Information on general atmospheric testing methods:

  • OSHA Occupational Chemical Database. OSHA's premier one-stop shop for occupational chemical information. It compiles information from several government agencies and organizations. Information available on the pages includes chemical identification and physical properties, exposure limits, sampling information, and additional resources.
  • NIOSH Method 6013. Air samples are collected with a glass tube and personal sampling pump and analyzed with ion chromatography.

DO NOT rely on your sense of smell to indicate the continuing presence of hydrogen sulfide or to warn of harmful levels. You can smell the "rotten egg" odor of hydrogen sulfide at low concentrations in air. But after a while, you lose the ability to smell the gas even though it is still present (olfactory fatigue). This loss of smell can happen very rapidly and at high concentrations and the ability to smell the gas can be lost instantly (olfactory paralysis).

Control Exposures
  • Use exhaust and ventilation systems to reduce hydrogen sulfide levels. Make sure that the system is:
    • Non-sparking
    • Grounded
    • Corrosion-resistant
    • Separate from other exhaust ventilation systems
    • Explosion-proof

    These safety measures are important because hydrogen sulfide is flammable and can corrode materials if they are not properly protected. When working in confined spaces ventilation should operate continuously and must be conducted in accord with the applicable OSHA standards.

  • Train and educate workers about hazards and controls. Training topics may include:
    • Characteristics, sources and health hazards of hydrogen sulfide
    • Symptoms of hydrogen sulfide exposure
    • Types of hydrogen sulfide detection methods and applicable exposure limits
    • Workplace practices and procedures to protect against hydrogen sulfide exposure
    • Emergency plans, locations of safety equipment, rescue techniques, first-aid
    • Confined space procedures
  • Establish proper rescue procedures to safely rescue someone from a hydrogen sulfide exposure.

    WARNING: First responders must be trained and properly protected before entering areas with elevated levels of hydrogen sulfide.

    Rescuer protection should include:

    • Positive-pressure, self-contained breathing apparatus (SCBA).
    • A safety line to allow for rapid exit if conditions become dangerous.
  • Use respiratory and other personal protective equipment.

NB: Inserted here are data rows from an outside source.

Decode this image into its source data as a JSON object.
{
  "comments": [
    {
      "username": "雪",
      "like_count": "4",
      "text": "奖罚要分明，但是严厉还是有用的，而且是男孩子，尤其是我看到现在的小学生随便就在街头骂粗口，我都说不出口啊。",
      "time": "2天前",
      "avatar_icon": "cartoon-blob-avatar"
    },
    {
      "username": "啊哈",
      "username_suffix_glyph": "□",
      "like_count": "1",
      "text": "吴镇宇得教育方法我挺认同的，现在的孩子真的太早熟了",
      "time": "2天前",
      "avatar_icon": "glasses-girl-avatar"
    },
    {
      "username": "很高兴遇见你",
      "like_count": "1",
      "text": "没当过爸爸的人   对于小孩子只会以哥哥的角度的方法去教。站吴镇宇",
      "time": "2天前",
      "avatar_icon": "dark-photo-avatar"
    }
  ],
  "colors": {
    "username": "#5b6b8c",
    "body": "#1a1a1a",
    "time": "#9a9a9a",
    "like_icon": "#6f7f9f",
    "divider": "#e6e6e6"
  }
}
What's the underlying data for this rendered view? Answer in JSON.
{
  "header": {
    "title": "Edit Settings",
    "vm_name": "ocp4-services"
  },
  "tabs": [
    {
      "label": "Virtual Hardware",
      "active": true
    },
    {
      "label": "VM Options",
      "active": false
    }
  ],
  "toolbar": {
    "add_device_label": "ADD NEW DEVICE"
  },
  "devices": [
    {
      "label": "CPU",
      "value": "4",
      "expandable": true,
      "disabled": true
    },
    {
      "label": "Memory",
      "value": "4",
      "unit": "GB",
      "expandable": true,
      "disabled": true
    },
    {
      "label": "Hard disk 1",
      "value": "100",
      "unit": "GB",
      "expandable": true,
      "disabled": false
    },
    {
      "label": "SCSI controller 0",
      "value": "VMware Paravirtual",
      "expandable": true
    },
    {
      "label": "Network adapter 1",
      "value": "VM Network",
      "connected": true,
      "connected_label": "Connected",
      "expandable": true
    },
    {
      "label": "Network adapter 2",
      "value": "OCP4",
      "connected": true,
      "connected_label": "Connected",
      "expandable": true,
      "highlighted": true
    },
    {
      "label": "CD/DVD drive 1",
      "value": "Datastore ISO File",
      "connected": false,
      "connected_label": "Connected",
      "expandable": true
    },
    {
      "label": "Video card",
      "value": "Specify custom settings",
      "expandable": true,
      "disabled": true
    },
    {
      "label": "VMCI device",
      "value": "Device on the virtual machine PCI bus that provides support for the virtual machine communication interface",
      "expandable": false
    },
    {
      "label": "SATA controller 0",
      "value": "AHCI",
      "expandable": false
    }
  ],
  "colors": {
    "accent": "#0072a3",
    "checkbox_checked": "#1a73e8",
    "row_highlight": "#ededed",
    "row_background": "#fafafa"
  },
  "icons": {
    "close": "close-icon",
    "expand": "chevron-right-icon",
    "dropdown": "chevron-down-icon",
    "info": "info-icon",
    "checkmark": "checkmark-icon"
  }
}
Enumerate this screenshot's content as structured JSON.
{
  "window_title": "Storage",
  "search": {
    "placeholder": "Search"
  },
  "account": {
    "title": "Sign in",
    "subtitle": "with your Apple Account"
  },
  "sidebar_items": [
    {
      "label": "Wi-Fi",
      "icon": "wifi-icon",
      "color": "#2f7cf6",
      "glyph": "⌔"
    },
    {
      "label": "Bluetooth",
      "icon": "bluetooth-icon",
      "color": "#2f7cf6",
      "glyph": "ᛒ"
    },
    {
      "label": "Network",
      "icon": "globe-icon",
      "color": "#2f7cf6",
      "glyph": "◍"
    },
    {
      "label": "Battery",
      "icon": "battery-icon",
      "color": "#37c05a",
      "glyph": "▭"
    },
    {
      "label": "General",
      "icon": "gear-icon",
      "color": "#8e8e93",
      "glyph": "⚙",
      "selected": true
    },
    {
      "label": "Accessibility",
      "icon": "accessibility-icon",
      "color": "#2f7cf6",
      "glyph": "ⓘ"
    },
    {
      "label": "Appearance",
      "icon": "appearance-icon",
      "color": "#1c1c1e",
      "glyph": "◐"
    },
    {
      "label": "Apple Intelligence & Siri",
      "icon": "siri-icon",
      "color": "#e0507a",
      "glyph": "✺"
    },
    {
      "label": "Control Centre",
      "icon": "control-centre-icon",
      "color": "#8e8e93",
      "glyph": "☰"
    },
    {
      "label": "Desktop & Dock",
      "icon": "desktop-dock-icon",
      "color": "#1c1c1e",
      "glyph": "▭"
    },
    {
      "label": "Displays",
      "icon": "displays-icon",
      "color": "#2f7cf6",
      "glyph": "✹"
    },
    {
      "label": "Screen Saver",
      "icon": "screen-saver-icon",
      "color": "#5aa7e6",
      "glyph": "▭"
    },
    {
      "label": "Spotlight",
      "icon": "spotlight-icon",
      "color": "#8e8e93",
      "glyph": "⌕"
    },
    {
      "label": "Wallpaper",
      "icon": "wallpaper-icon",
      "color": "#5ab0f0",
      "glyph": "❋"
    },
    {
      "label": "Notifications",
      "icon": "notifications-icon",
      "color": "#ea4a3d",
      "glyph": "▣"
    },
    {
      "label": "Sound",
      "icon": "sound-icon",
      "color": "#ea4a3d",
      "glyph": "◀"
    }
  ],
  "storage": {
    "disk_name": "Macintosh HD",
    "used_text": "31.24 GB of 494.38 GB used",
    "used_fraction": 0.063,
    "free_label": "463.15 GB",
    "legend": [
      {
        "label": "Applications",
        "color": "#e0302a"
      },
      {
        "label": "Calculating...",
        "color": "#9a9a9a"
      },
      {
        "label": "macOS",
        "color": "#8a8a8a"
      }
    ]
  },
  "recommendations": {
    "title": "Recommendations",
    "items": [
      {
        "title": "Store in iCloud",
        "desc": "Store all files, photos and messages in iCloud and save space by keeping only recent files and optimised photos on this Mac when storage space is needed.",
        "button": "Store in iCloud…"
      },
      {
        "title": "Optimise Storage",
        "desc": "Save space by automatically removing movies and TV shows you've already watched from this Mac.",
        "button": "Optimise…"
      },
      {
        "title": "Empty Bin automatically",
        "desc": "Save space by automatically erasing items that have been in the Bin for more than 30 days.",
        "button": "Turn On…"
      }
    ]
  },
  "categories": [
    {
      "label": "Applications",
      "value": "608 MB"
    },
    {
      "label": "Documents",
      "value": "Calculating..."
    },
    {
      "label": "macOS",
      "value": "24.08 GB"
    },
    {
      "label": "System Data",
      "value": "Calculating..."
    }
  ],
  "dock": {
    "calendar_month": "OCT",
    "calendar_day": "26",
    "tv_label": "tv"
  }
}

If engineering and administrative controls cannot reduce hydrogen sulfide below OSHA's permissible exposure limit, employers must provide respiratory protection and other personal protective equipment (PPE), such as eye protection and possibly fire-resistant clothing. Employers must complete a PPE hazard assessment and equipment selection process in accord with the OSHA regulations before beginning any work activities. Respiratory protection should be at least:
    • For exposures below 100 ppm, use an air-purifying respirator with specialized canisters/cartridges for hydrogen sulfide. A full face respirator will provide eye protection.
    • For exposures at or above 100 ppm, use a full face pressure demand self-contained breathing apparatus (SCBA) with a minimum service life of thirty minutes or a combination full face pressure demand supplied-air respirator with an auxiliary self-contained air supply. Exposures at or above 100 ppm are considered immediately dangerous to life and health (IDLH).
  • Whenever respirators are used, the employer must have a respiratory protection program that meets the requirements of OSHA's Respiratory Protection standard (29 CFR 1910.134). This program must include proper respirator selection, fit testing, medical evaluations, and training. For more information on respiratory protection see:

    Refer to Other Resources for more information about controlling hydrogen sulfide exposures in specific industries and operations.